### Problem details
In the material beneath, how many lines contain the word "питомцев"? Give the count alone.

--

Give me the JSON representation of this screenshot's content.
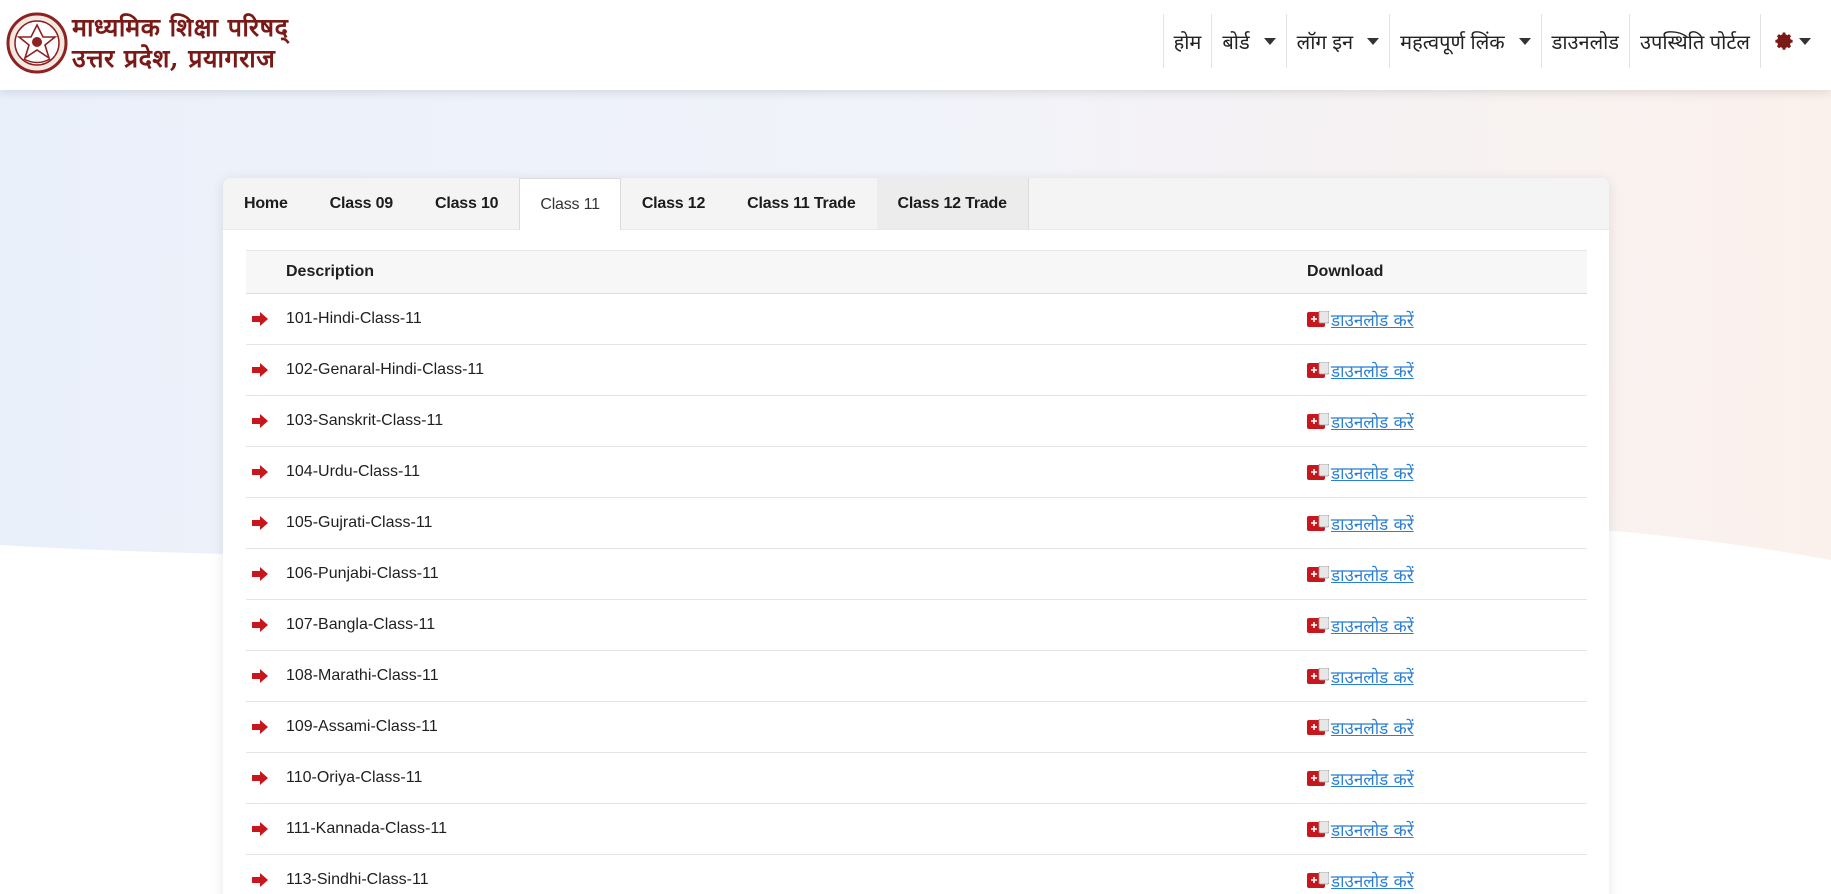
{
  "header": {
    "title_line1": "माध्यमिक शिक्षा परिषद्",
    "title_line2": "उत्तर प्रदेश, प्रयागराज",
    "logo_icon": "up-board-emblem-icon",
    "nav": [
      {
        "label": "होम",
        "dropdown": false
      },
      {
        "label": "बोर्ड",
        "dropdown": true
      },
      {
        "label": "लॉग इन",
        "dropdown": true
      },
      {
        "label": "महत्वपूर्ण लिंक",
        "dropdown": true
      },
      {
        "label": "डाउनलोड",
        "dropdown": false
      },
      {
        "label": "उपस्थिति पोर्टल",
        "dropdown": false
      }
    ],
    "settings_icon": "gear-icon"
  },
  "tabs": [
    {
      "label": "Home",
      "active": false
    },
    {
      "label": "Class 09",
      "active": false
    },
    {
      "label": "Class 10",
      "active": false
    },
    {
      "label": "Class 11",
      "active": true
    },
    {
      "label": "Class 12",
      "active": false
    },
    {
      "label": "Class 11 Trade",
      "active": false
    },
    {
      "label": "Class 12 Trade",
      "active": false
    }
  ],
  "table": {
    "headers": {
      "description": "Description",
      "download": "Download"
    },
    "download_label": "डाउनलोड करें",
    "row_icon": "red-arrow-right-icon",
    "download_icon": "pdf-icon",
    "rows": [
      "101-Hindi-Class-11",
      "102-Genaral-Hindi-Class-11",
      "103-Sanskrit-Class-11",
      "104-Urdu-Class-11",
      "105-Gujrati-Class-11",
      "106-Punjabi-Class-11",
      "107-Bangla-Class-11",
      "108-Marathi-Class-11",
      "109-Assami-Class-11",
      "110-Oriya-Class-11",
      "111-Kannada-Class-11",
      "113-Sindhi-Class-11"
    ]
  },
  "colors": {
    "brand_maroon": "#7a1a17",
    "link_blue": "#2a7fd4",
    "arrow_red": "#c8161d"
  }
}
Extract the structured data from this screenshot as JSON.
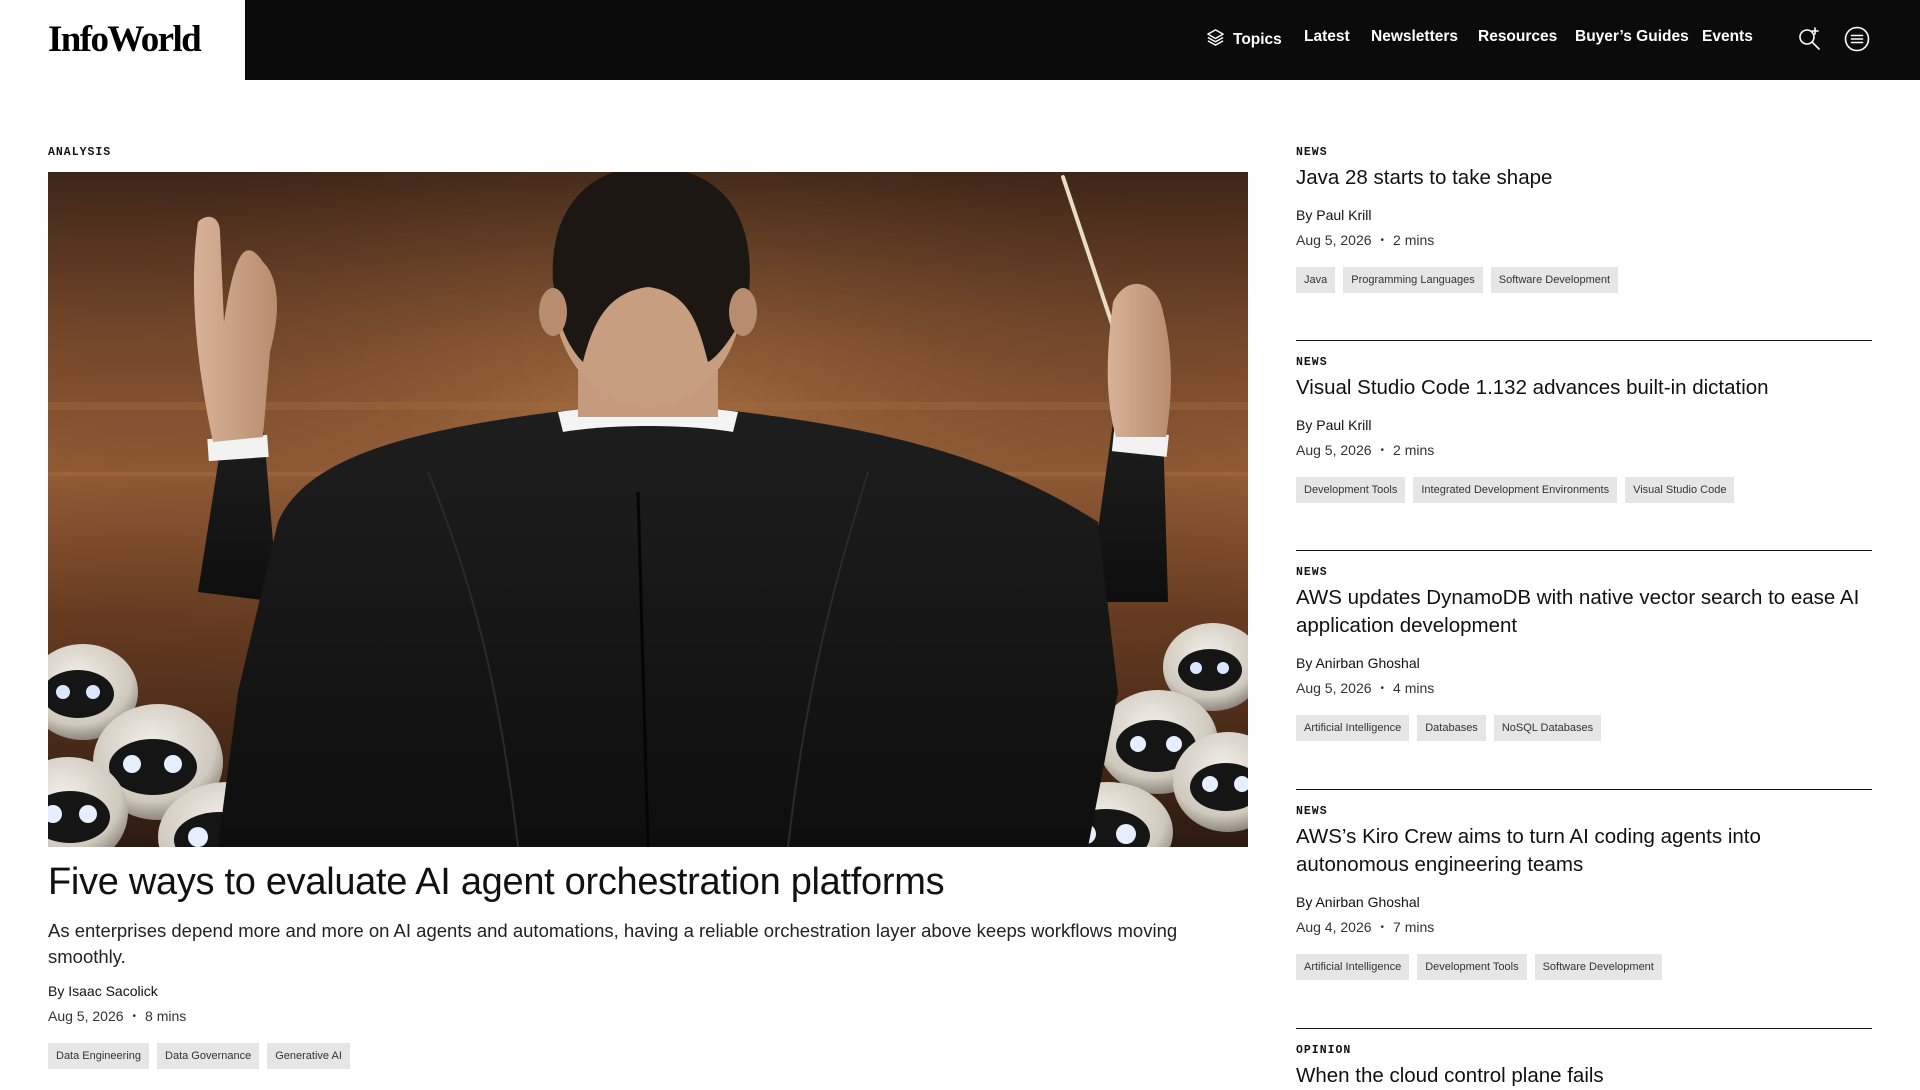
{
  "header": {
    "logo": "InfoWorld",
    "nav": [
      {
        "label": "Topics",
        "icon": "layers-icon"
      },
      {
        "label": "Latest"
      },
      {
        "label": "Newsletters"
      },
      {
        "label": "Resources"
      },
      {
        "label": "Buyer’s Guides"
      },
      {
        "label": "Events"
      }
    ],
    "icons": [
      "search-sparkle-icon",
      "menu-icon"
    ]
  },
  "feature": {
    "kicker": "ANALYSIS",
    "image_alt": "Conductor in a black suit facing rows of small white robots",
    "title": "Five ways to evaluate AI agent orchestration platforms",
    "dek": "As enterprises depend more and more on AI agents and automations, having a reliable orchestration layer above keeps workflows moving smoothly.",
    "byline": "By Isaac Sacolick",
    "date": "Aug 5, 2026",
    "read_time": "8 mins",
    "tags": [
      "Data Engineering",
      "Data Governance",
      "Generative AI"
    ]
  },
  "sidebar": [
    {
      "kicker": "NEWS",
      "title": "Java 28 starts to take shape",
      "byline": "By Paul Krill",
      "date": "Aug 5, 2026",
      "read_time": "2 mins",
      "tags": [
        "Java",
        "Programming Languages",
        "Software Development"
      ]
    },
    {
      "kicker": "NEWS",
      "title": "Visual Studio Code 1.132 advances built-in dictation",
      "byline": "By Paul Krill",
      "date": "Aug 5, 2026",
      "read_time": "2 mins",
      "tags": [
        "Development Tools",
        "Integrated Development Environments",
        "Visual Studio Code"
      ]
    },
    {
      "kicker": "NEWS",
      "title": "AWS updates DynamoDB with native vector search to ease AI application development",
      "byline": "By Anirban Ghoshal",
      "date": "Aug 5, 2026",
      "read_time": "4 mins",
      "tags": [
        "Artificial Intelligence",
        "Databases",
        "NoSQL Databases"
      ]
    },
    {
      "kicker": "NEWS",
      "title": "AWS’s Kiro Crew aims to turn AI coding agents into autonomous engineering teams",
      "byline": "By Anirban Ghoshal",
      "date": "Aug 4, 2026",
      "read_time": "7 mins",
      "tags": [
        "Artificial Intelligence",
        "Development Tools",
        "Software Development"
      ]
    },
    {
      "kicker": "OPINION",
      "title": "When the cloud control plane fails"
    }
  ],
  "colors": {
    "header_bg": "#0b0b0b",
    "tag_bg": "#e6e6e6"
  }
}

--

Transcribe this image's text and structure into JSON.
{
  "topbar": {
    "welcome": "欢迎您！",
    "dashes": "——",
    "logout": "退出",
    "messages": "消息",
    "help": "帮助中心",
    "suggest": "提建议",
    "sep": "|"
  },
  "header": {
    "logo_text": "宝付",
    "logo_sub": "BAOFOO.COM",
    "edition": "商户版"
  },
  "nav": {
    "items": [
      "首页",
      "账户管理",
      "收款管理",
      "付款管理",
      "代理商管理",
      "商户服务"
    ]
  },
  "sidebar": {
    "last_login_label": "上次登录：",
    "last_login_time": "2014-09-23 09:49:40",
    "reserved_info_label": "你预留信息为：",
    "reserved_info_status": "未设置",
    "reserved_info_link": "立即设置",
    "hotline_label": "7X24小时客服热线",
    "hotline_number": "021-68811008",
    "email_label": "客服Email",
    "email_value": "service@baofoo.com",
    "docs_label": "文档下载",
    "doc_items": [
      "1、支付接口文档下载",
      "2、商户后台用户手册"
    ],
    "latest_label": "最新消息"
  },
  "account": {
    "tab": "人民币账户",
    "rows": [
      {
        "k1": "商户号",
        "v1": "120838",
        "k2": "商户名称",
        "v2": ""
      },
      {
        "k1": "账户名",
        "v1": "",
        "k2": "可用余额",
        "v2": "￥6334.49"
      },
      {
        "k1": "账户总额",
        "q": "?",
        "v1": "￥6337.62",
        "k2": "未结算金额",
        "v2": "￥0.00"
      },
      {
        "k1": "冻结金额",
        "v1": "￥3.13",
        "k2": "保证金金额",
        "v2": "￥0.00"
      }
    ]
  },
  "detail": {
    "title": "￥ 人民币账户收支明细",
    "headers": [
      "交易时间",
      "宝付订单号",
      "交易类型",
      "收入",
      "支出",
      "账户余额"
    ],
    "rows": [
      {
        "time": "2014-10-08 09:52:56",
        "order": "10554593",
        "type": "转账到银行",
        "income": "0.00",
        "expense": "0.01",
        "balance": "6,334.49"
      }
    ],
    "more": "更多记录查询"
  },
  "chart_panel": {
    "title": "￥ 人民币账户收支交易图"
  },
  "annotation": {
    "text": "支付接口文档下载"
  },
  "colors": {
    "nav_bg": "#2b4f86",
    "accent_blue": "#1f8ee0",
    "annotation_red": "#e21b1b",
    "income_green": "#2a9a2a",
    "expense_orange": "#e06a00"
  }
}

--

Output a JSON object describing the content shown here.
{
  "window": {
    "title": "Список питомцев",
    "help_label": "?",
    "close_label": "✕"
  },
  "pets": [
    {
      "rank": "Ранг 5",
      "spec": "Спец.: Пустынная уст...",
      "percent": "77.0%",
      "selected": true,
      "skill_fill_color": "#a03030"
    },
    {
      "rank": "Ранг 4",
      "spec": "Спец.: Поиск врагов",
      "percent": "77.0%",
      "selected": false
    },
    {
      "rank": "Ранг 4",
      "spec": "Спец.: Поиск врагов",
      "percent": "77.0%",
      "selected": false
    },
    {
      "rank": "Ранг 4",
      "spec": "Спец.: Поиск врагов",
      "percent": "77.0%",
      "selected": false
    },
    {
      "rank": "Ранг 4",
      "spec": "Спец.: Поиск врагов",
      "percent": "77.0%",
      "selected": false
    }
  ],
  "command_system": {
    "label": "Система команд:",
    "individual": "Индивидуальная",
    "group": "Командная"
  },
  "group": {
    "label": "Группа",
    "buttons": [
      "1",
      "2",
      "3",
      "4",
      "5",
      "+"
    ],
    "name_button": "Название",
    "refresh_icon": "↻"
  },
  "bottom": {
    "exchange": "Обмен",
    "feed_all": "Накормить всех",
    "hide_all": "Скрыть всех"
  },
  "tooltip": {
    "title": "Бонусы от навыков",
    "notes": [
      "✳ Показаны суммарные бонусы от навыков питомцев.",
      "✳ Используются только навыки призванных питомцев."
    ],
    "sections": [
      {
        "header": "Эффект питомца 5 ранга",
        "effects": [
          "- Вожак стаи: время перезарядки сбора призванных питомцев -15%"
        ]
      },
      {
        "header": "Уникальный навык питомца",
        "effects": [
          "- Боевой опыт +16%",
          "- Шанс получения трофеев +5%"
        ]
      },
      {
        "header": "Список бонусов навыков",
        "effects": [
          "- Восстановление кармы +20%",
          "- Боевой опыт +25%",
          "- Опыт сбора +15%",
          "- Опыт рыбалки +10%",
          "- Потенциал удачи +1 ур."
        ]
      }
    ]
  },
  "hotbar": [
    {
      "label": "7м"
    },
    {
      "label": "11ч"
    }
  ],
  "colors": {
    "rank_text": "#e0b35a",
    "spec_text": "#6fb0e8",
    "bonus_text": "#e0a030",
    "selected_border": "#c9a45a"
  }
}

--

### Result of the task
4